2 Replies Latest reply on Mar 19, 2014 11:02 AM by Indio22

    RAID 0 setup steps - formatting drives?

    Indio22 Level 1

      I installed two new (unused and unformatted) SSDs in my PC.  I want to configure them in RAID 0 as a scratch drive.  My PC is running Windows 7 and is already setup in BIOS to allow RAID.  The question - for each of these SSDs, should I first execute some kind of format in Windows using the "Disk Management" utility, before assigning them in the BIOS as a RAID array?


      Currently I can go into the Intel RST Raid BIOS utility during bootup, select the two SSDs, and make them a RAID 0 array.  No problem with that.  But haven't gone further, because as mentioned, I am not sure if first, I should format these SSDs in Windows.  I read that it is important to have an SSD formatted correctly for max life, but I am unclear when this formatting should take place.


      On a related note, I saw a few tutorials of persons setting up a RAID in Windows, seemingly not setting it up in the BIOS.  Looked like they were using the Windows "Disk Management" utility to setup the RAID array.  I am wondering what that is about?  Is there such a thing as a BIOS derived RAID array and a Windows derived RAID array?  This is my first time with RAID - and it is proving more confusing than I expected.

        • 1. Re: RAID 0 setup steps - formatting drives?
          Indio22 Level 1

          Did some more reading, and now I understand the difference between the motherboard offered RAID and Windows 7 RAID.  I am going with the board RAID.


          So I setup the RAID 0 of the two SSDs during the boot, using the "Intel RST Raid BIOS" utility.  Now in Windows, using the "Disk Manager" utility, I can see a single drive listed, that is really the two SSDs in RAID.  So I think that is ok.  The drive was showing as "uninitialized", so I initialized it.  Now it shows as "unallocated".  If I right click on the drive, I have the option of setting up a "simple span", "striped span", etc.  I think because I am using the motherboard RAID, and Windows effectively sees these two SSDs now as one drive, I should select the "simple span" option.


          But next I can select the "allocation unit size".  There is option for "default", or I can select from 512 up to 64k.  Any advice on what to select? 


          (By the way, during the BIOS RAID setup, I was asked similar question, and I selected 64k.  It was something to do with block size.  Hope that was ok.  I don't know if the two are related.)

          • 2. Re: RAID 0 setup steps - formatting drives?
            Indio22 Level 1

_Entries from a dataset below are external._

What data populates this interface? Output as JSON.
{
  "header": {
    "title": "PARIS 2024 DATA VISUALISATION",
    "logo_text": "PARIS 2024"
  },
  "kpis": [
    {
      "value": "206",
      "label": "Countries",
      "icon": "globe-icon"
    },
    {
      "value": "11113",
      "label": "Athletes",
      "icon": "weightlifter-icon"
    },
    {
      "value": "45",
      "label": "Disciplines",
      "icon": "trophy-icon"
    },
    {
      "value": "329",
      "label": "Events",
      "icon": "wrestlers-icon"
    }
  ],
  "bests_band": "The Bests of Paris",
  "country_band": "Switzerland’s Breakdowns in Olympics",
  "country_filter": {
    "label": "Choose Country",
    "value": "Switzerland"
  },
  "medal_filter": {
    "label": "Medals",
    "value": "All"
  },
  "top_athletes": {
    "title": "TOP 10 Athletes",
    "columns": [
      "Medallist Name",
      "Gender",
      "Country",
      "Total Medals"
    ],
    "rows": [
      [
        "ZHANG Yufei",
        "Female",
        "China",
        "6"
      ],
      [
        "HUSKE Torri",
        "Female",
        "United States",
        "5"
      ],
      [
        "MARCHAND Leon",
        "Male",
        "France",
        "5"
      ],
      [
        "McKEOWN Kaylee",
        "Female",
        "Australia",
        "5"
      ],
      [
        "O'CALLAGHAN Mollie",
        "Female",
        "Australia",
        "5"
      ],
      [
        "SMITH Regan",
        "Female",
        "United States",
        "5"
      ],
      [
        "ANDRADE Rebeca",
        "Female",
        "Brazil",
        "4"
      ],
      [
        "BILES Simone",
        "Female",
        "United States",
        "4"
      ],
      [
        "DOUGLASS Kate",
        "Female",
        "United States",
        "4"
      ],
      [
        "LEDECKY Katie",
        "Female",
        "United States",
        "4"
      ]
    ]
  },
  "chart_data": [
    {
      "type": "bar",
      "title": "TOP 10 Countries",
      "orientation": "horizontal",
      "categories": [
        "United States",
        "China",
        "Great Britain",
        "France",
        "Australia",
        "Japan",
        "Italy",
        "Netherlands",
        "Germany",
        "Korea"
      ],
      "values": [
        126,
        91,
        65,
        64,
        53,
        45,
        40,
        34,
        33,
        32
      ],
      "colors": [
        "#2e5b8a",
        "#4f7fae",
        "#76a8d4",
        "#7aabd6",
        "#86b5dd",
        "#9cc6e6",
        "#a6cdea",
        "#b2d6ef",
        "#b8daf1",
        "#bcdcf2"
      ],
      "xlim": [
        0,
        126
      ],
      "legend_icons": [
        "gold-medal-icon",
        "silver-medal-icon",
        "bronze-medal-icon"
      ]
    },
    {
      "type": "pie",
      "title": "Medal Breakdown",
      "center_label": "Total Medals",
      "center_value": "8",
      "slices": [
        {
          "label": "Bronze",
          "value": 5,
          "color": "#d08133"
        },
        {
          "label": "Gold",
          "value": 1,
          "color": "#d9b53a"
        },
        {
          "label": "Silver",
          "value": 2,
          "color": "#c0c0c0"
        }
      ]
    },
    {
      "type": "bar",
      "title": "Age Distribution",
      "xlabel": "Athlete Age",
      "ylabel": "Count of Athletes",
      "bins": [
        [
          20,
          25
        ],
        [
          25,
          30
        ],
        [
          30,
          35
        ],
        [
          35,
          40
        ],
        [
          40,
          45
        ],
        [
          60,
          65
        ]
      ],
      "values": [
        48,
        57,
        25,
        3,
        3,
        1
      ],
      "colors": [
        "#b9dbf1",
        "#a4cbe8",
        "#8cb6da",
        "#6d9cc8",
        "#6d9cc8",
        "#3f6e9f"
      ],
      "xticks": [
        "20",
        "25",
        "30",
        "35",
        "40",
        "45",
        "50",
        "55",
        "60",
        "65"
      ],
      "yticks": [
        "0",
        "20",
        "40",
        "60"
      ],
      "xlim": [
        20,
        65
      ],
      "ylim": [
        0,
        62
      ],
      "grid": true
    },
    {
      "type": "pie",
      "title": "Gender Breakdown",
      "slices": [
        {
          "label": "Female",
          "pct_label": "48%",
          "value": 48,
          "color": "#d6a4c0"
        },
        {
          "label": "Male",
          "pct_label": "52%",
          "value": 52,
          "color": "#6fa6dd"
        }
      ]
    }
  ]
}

            Well I got the arrays setup and working - no issues. Using the motherboard BIOS RAID utility, I set the project/media array (2x 256gb SSDs) as having block size 128k. The scratch/preview array (2x 128gb SSDs) as having block size 64k. Then in Windows 7 Disk Manager utility, I initialized and then allocated the drives. I used the "simple span" option for each, because Windows considers each array as a drive at that point. Left the "allocation unit size" set to "default" for both drives.


            Still need to execute some performance tweaking and benchmarking. But Windows at least indicated I was getting +700mb/s copying media files from one SSD array to the other (compared to around 120 mb/s copying from a single platter drive.) The SSDs are all Samsung 830 models purchased when the prices tanked a while back. They are connected to sata 6g ports on the board.


            My workflow with these drives is as follows:


            1) Copy new footage from source cameras to a 1TB platter array (RAID 1).

            2) Start a new project on the 512gb SSD array (RAID 0), and copy footage to the project folder as needed from the platter.

            3) Work on the project, using the 256gb SSD array (RAID 0) for scratch/previews.

            4) Export to the platter.

            5) Complete the project and move the entire project folder to the platter.

            6) Backup the platter to an external drive occasionally, and delete projects that won't be needed again.

            7) While working on important projects, occasionally backup to the platter as desired.


            In the past, I tried using a single media footage source location and importing from there into all my projects. That had the advantage of no duplicated footage. But now I prefer each project with a footage folder as a self-contained unit, I find this easier for organizing, moving things and archiving. I tend not to work on many large projects at the same time, so hopefully the 512gb project/media SSD array and 256gb scratch/preview SSD array will suffice in terms of space.  Will see how it goes - I plan to upgrade the 1TB platters to a larger size as some point but they are fine for now.